Lorde releases te reo Māori EP Te Ao Mārama featuring Solar Power songs in New Zealand's indigenous language

Lorde has released a five-track EP called Te Ao Mārama featuring songs from her latest album Solar Power recorded entirely in te reo Māori. 

Ahead of Te Wiki o te Reo Māori (Māori Language Week), the "companion piece" to the Kiwi singer's recent record includes Te Reo versions of the album's title track 'Solar Power' along with 'Stoned at the Nail Salon', 'Fallen Fruit', 'Oceanic Feeling' and 'The Path'. 

In a newsletter to fans, Lorde said she had been "waiting a really long time" to share news of the project, from which she will donate all proceeds to two Aotearoa-based charities - Forest and Bird and Te Hua Kawariki Charitable Trust. 

"Many things revealed themselves slowly to me while I was making this album, but the main realisation by far was that much of my value system around caring for and listening to the natural world comes from traditional Māori principles," she wrote. 

"There's a word for it in Te Reo: Kaitiakitanga, meaning 'guardianship or caregiving for the sky, sea and land'. I'm not Māori, but all New Zealanders grow up with elements of this worldview." 

"Te ao Māori and tikanga Māori are a big part of why people who aren't from here intuit our country to be kind of 'magical', I think," she continued.

"I know I'm someone who represents New Zealand globally in a way, and in making an album about where I'm from, it was important to me to be able to say: this makes us who we are down here." 

Lorde added that she "loved" singing in the "crazy-beautiful language", telling fans: "Even if you don't understand te reo, I think you'll get a kick out of how elegant my words sound in it." 

The making of Te Ao Mārama was overseen by Dame Hinewehi Mohi and Sir Tīmoti Kāretu, and fellow Kiwi singers Bic Runga and Marlon Williams both lend their voices to the project. 

In an interview with The Spinoff Ātea editor Leonie Hayden, Lorde said the experience of writing and recording the EP was unlike any other. 

"It's kind of scary to start any journey, but I guess that's my thing; I am at the very beginning, and this project is a starting point," she told The Spinoff Ātea. 

"It felt really big when we were doing it. It was heavy. It was really emotional. I'd never had any writing or recording experience like it. It was really powerful." 

Lorde also told Hayden she was anticipating potential backlash to Te Ao Mārama, recognising that some might accuse her of having a "white saviour complex". 

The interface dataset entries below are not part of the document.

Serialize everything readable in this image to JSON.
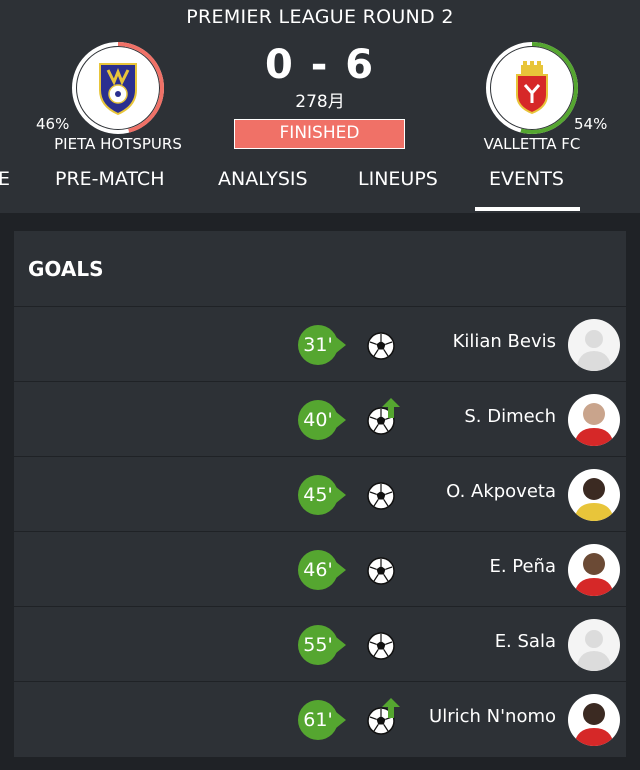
{
  "header": {
    "league_round": "PREMIER LEAGUE ROUND 2",
    "score": "0 - 6",
    "date": "278月",
    "status": "FINISHED",
    "status_color": "#f07167",
    "home": {
      "name": "PIETA HOTSPURS",
      "pct": "46%",
      "possession": 0.46,
      "ring_color": "#f07167"
    },
    "away": {
      "name": "VALLETTA FC",
      "pct": "54%",
      "possession": 0.54,
      "ring_color": "#55a630"
    }
  },
  "tabs": [
    {
      "label": "E",
      "active": false
    },
    {
      "label": "PRE-MATCH",
      "active": false
    },
    {
      "label": "ANALYSIS",
      "active": false
    },
    {
      "label": "LINEUPS",
      "active": false
    },
    {
      "label": "EVENTS",
      "active": true
    }
  ],
  "goals": {
    "heading": "GOALS",
    "badge_color": "#55a630",
    "events": [
      {
        "minute": "31'",
        "player": "Kilian Bevis",
        "type": "goal",
        "avatar": "placeholder"
      },
      {
        "minute": "40'",
        "player": "S. Dimech",
        "type": "goal-assist",
        "avatar": "photo"
      },
      {
        "minute": "45'",
        "player": "O. Akpoveta",
        "type": "goal",
        "avatar": "photo"
      },
      {
        "minute": "46'",
        "player": "E. Peña",
        "type": "goal",
        "avatar": "photo"
      },
      {
        "minute": "55'",
        "player": "E. Sala",
        "type": "goal",
        "avatar": "placeholder"
      },
      {
        "minute": "61'",
        "player": "Ulrich N'nomo",
        "type": "goal-assist",
        "avatar": "photo"
      }
    ]
  }
}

"I'm white - however you want to interpret me wanting to engage with our indigenous culture, that's fair enough. I totally accept that, because it is really complicated," she said. 

"This isn't something where I have both feet on the ground - I am a little bit out of my depth, and I'm the first to admit that, and I'm opening myself up to any response to this.

"What would have been worse is to just have been too scared to do it... that to me is sadder and scarier than being attributed any kind of white saviour complex." 

 Te Ao Mārama tracklist: 

1. 'Te Ara Tika / The Path'

2. 'Te Ao Mārama / Solar Power'

3. 'Mata Kohore / Stoned at the Nail Salon'

4. 'Hua Pirau / Fallen Fruit'

5. 'Hine-i-te-Awatea / Oceanic Feeling'